Task to carry out:
Everything in the listing below needs to be retyped exactly.

** Supplied data follows **

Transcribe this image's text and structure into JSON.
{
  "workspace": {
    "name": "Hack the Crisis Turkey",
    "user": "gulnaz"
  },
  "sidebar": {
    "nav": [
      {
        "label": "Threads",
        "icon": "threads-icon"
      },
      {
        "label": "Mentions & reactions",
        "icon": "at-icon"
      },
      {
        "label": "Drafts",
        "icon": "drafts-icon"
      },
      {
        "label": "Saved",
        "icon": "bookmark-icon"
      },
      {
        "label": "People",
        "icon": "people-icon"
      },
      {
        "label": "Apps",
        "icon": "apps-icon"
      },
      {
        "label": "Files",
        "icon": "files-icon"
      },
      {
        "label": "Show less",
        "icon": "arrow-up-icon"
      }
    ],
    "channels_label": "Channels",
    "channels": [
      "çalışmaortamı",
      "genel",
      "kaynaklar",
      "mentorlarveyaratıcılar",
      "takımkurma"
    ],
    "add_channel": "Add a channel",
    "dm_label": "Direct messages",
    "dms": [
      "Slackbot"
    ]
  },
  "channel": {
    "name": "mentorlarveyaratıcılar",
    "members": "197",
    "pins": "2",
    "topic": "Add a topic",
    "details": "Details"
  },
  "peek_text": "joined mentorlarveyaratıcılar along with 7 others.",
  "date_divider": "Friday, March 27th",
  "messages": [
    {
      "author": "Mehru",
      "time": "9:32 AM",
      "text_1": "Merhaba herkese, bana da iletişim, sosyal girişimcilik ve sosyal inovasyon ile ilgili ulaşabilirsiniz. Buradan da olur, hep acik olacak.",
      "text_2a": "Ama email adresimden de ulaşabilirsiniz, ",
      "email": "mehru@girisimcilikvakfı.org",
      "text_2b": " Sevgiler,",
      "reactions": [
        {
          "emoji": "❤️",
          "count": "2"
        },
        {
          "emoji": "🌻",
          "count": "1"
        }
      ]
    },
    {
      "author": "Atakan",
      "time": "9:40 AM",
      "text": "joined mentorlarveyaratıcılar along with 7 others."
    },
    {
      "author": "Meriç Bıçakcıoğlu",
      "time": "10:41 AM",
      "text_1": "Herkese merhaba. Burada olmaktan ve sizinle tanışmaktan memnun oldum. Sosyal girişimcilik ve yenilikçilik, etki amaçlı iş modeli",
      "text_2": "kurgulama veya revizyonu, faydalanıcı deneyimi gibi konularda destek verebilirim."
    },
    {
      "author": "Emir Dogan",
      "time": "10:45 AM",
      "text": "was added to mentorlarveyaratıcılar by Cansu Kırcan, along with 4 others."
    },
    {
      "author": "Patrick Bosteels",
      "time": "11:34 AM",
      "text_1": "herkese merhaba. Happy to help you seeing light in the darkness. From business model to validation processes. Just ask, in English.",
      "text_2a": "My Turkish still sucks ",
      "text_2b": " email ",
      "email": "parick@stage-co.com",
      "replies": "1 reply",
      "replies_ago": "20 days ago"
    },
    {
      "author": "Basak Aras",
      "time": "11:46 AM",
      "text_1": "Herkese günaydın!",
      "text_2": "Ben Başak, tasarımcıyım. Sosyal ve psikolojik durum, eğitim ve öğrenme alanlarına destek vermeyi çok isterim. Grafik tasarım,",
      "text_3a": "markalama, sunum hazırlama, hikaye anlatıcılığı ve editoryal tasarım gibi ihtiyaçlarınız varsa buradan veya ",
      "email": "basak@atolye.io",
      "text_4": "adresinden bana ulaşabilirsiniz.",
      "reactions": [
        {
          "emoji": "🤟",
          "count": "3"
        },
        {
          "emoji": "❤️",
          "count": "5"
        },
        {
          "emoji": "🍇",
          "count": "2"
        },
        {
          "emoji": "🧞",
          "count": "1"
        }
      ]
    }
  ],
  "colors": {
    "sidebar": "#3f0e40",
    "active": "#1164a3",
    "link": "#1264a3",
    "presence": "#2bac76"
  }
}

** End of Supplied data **

Exercise output:
Transcribe this image's text and structure into JSON.
{
  "workspace": {
    "name": "Hack the Crisis Turkey",
    "user": "gulnaz"
  },
  "sidebar": {
    "nav": [
      {
        "label": "Threads",
        "icon": "threads-icon"
      },
      {
        "label": "Mentions & reactions",
        "icon": "at-icon"
      },
      {
        "label": "Drafts",
        "icon": "drafts-icon"
      },
      {
        "label": "Saved",
        "icon": "bookmark-icon"
      },
      {
        "label": "People",
        "icon": "people-icon"
      },
      {
        "label": "Apps",
        "icon": "apps-icon"
      },
      {
        "label": "Files",
        "icon": "files-icon"
      },
      {
        "label": "Show less",
        "icon": "arrow-up-icon"
      }
    ],
    "channels_label": "Channels",
    "channels": [
      "çalışmaortamı",
      "genel",
      "kaynaklar",
      "mentorlarveyaratıcılar",
      "takımkurma"
    ],
    "add_channel": "Add a channel",
    "dm_label": "Direct messages",
    "dms": [
      "Slackbot"
    ]
  },
  "channel": {
    "name": "mentorlarveyaratıcılar",
    "members": "197",
    "pins": "2",
    "topic": "Add a topic",
    "details": "Details"
  },
  "peek_text": "joined mentorlarveyaratıcılar along with 7 others.",
  "date_divider": "Friday, March 27th",
  "messages": [
    {
      "author": "Mehru",
      "time": "9:32 AM",
      "text_1": "Merhaba herkese, bana da iletişim, sosyal girişimcilik ve sosyal inovasyon ile ilgili ulaşabilirsiniz. Buradan da olur, hep acik olacak.",
      "text_2a": "Ama email adresimden de ulaşabilirsiniz, ",
      "email": "mehru@girisimcilikvakfı.org",
      "text_2b": " Sevgiler,",
      "reactions": [
        {
          "emoji": "❤️",
          "count": "2"
        },
        {
          "emoji": "🌻",
          "count": "1"
        }
      ]
    },
    {
      "author": "Atakan",
      "time": "9:40 AM",
      "text": "joined mentorlarveyaratıcılar along with 7 others."
    },
    {
      "author": "Meriç Bıçakcıoğlu",
      "time": "10:41 AM",
      "text_1": "Herkese merhaba. Burada olmaktan ve sizinle tanışmaktan memnun oldum. Sosyal girişimcilik ve yenilikçilik, etki amaçlı iş modeli",
      "text_2": "kurgulama veya revizyonu, faydalanıcı deneyimi gibi konularda destek verebilirim."
    },
    {
      "author": "Emir Dogan",
      "time": "10:45 AM",
      "text": "was added to mentorlarveyaratıcılar by Cansu Kırcan, along with 4 others."
    },
    {
      "author": "Patrick Bosteels",
      "time": "11:34 AM",
      "text_1": "herkese merhaba. Happy to help you seeing light in the darkness. From business model to validation processes. Just ask, in English.",
      "text_2a": "My Turkish still sucks ",
      "text_2b": " email ",
      "email": "parick@stage-co.com",
      "replies": "1 reply",
      "replies_ago": "20 days ago"
    },
    {
      "author": "Basak Aras",
      "time": "11:46 AM",
      "text_1": "Herkese günaydın!",
      "text_2": "Ben Başak, tasarımcıyım. Sosyal ve psikolojik durum, eğitim ve öğrenme alanlarına destek vermeyi çok isterim. Grafik tasarım,",
      "text_3a": "markalama, sunum hazırlama, hikaye anlatıcılığı ve editoryal tasarım gibi ihtiyaçlarınız varsa buradan veya ",
      "email": "basak@atolye.io",
      "text_4": "adresinden bana ulaşabilirsiniz.",
      "reactions": [
        {
          "emoji": "🤟",
          "count": "3"
        },
        {
          "emoji": "❤️",
          "count": "5"
        },
        {
          "emoji": "🍇",
          "count": "2"
        },
        {
          "emoji": "🧞",
          "count": "1"
        }
      ]
    }
  ],
  "colors": {
    "sidebar": "#3f0e40",
    "active": "#1164a3",
    "link": "#1264a3",
    "presence": "#2bac76"
  }
}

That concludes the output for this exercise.